Even if Leno doesn’t hit that upside and maintains being “solid” or “fine” or whatever you want to call it, that won’t necessarily be a deterrent to the Bears’ success. Ten of the top 20 tackles in Pro Football Focus’ rankings played for a team that didn’t make the playoffs in 2017 — and while, of course, having an elite left tackle is preferable, the Bears can still be competitive with Leno manning that position in 2018.

15 Most Important Bears of 2018: No. 9 - Charles Leno, Jr.

15 Most Important Bears of 2018: No. 9 - Charles Leno, Jr.

All the high-flying receivers and the playmaking tight end that GM Ryan Pace added to the Chicago Bears this offseason will be rendered powerless if Mitch Trubisky doesn't have time to throw, making left tackle Charles Leno, Jr. one of the most important players on the roster this season.

The good news is Leno has already proven he's a solid starting tackle. He was the 15th-best offensive tackle in the NFL last season on Pro Football Focus' grading scale, earning an 80.4 (the highest grade of his career). Dig a little deeper into PFF's stats, however, and Leno ranked 20th in pass protection, suggesting he's in the bottom half of NFL starters in the aspect of his game the Bears need him to be reliable at. As a run blocker, Leno ranked 11th.

Still, Leno has steadily improved in each year of his career. The analytics show that. Here are his grades since his rookie season from PFF: 53.5 (2014); 56.3 (2015); 71.2 (2016); 80.4 (2017). His improvement should continue in 2018, especially with new offensive line coach Harry Hiestand fine-tuning his game. 

Leno has enjoyed an unexpected rise from seventh-round pick to a player who signed a four-year, $38 million extension at the start of last season.
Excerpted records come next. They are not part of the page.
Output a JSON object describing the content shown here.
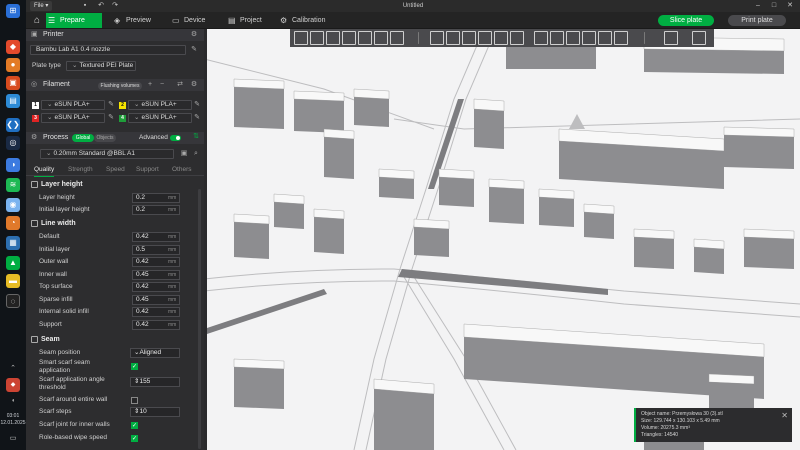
{
  "titlebar": {
    "file_menu": "File",
    "window_title": "Untitled"
  },
  "tabs": [
    {
      "label": "Prepare",
      "icon": "sliders-icon",
      "active": true
    },
    {
      "label": "Preview",
      "icon": "cube-icon",
      "active": false
    },
    {
      "label": "Device",
      "icon": "monitor-icon",
      "active": false
    },
    {
      "label": "Project",
      "icon": "document-icon",
      "active": false
    },
    {
      "label": "Calibration",
      "icon": "calibration-icon",
      "active": false
    }
  ],
  "actions": {
    "slice_plate": "Slice plate",
    "print_plate": "Print plate"
  },
  "colors": {
    "accent": "#00ae42",
    "panel": "#2d2d2f",
    "section_header": "#36363a",
    "viewport": "#f3f3f4"
  },
  "taskbar": {
    "time": "03:01",
    "date": "12.01.2025"
  },
  "printer": {
    "section_title": "Printer",
    "model": "Bambu Lab A1 0.4 nozzle",
    "plate_type_label": "Plate type",
    "plate_type": "Textured PEI Plate"
  },
  "filament": {
    "section_title": "Filament",
    "flushing_label": "Flushing volumes",
    "slots": [
      {
        "num": "1",
        "color": "#ffffff",
        "name": "eSUN PLA+"
      },
      {
        "num": "2",
        "color": "#f5e400",
        "name": "eSUN PLA+"
      },
      {
        "num": "3",
        "color": "#e02424",
        "name": "eSUN PLA+"
      },
      {
        "num": "4",
        "color": "#1f9d3a",
        "name": "eSUN PLA+"
      }
    ]
  },
  "process": {
    "section_title": "Process",
    "toggle_global": "Global",
    "toggle_objects": "Objects",
    "advanced_label": "Advanced",
    "preset": "0.20mm Standard @BBL A1",
    "subtabs": [
      "Quality",
      "Strength",
      "Speed",
      "Support",
      "Others"
    ]
  },
  "layer_height": {
    "title": "Layer height",
    "params": [
      {
        "label": "Layer height",
        "value": "0.2",
        "unit": "mm"
      },
      {
        "label": "Initial layer height",
        "value": "0.2",
        "unit": "mm"
      }
    ]
  },
  "line_width": {
    "title": "Line width",
    "params": [
      {
        "label": "Default",
        "value": "0.42",
        "unit": "mm"
      },
      {
        "label": "Initial layer",
        "value": "0.5",
        "unit": "mm"
      },
      {
        "label": "Outer wall",
        "value": "0.42",
        "unit": "mm"
      },
      {
        "label": "Inner wall",
        "value": "0.45",
        "unit": "mm"
      },
      {
        "label": "Top surface",
        "value": "0.42",
        "unit": "mm"
      },
      {
        "label": "Sparse infill",
        "value": "0.45",
        "unit": "mm"
      },
      {
        "label": "Internal solid infill",
        "value": "0.42",
        "unit": "mm"
      },
      {
        "label": "Support",
        "value": "0.42",
        "unit": "mm"
      }
    ]
  },
  "seam": {
    "title": "Seam",
    "seam_position_label": "Seam position",
    "seam_position": "Aligned",
    "smart_scarf_label": "Smart scarf seam application",
    "scarf_angle_label": "Scarf application angle threshold",
    "scarf_angle": "155",
    "scarf_around_label": "Scarf around entire wall",
    "scarf_steps_label": "Scarf steps",
    "scarf_steps": "10",
    "scarf_inner_label": "Scarf joint for inner walls",
    "role_wipe_label": "Role-based wipe speed"
  },
  "object_info": {
    "name": "Object name: Przemysłowa 30 (3).stl",
    "size": "Size: 129.744 x 130.103 x 5.49 mm",
    "volume": "Volume: 20275.3 mm³",
    "triangles": "Triangles: 14540"
  }
}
If his development continues, the Bears have a salary-cap bargain with Leno, whose average annual salary ranks 14th among left tackles at the start of 2018.
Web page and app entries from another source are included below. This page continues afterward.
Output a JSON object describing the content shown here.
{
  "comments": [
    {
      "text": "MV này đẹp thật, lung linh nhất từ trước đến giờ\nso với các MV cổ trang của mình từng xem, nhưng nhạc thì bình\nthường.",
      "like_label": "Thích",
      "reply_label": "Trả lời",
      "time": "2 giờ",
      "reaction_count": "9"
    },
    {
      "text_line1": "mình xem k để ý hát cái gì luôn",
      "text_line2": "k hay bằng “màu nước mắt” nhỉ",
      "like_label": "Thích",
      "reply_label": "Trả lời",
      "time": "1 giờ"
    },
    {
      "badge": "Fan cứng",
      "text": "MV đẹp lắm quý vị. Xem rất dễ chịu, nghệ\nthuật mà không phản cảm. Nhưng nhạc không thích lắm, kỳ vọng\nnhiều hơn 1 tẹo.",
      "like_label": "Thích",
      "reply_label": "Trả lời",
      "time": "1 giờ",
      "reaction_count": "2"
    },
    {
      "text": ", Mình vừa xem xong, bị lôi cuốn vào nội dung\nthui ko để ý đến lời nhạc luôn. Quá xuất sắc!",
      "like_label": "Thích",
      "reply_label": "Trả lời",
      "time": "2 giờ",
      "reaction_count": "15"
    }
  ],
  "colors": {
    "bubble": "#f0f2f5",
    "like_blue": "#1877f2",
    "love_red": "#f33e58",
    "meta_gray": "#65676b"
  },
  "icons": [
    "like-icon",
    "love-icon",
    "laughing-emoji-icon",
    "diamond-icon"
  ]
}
Chicago invested big money in Allen Robinson, Taylor Gabriel and Trey Burton as well as draft capital in Anthony Miller, who they selected in the second round this year by trading away a second-round pick next year to move up and grab him. The only way they'll get a return on that investment is if Leno establishes, early in the season, that Trubisky can trust him. That trust is critically important not only for an effective offense this year but also for Trubisky's overall development. If he starts seeing ghosts in the pocket because of constant pressure from his blindside, Chicago's long-term plan can easily get derailed.

Leno will benefit from Trubisky's mobility and coach Matt Nagy's creativity. He doesn't have to be a perfect left tackle. But there will be a devastating ripple effect on the rest of the offense if he struggles, making him one of the Bears' most critical players in 2018.